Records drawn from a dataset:
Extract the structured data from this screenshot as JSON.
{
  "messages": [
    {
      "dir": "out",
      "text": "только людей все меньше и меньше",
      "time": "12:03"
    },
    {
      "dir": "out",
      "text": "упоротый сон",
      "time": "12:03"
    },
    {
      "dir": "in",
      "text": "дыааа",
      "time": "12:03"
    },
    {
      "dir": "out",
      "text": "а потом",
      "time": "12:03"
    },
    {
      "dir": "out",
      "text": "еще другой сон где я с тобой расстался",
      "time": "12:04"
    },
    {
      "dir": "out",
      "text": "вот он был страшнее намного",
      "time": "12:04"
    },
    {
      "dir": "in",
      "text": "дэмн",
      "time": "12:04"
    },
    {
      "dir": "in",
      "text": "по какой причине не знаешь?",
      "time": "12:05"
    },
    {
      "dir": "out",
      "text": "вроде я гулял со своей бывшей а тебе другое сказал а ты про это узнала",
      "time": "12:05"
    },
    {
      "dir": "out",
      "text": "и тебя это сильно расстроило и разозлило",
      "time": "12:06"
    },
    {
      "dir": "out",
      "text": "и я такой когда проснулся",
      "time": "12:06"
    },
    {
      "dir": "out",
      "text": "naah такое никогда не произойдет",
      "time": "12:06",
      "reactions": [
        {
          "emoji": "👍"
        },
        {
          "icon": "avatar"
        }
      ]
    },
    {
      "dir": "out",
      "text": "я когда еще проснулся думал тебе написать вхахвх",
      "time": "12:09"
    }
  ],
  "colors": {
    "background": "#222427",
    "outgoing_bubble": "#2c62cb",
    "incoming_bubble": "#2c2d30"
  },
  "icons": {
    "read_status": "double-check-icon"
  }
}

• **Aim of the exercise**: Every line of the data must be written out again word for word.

• **Worked solution**:
Extract the structured data from this screenshot as JSON.
{
  "messages": [
    {
      "dir": "out",
      "text": "только людей все меньше и меньше",
      "time": "12:03"
    },
    {
      "dir": "out",
      "text": "упоротый сон",
      "time": "12:03"
    },
    {
      "dir": "in",
      "text": "дыааа",
      "time": "12:03"
    },
    {
      "dir": "out",
      "text": "а потом",
      "time": "12:03"
    },
    {
      "dir": "out",
      "text": "еще другой сон где я с тобой расстался",
      "time": "12:04"
    },
    {
      "dir": "out",
      "text": "вот он был страшнее намного",
      "time": "12:04"
    },
    {
      "dir": "in",
      "text": "дэмн",
      "time": "12:04"
    },
    {
      "dir": "in",
      "text": "по какой причине не знаешь?",
      "time": "12:05"
    },
    {
      "dir": "out",
      "text": "вроде я гулял со своей бывшей а тебе другое сказал а ты про это узнала",
      "time": "12:05"
    },
    {
      "dir": "out",
      "text": "и тебя это сильно расстроило и разозлило",
      "time": "12:06"
    },
    {
      "dir": "out",
      "text": "и я такой когда проснулся",
      "time": "12:06"
    },
    {
      "dir": "out",
      "text": "naah такое никогда не произойдет",
      "time": "12:06",
      "reactions": [
        {
          "emoji": "👍"
        },
        {
          "icon": "avatar"
        }
      ]
    },
    {
      "dir": "out",
      "text": "я когда еще проснулся думал тебе написать вхахвх",
      "time": "12:09"
    }
  ],
  "colors": {
    "background": "#222427",
    "outgoing_bubble": "#2c62cb",
    "incoming_bubble": "#2c2d30"
  },
  "icons": {
    "read_status": "double-check-icon"
  }
}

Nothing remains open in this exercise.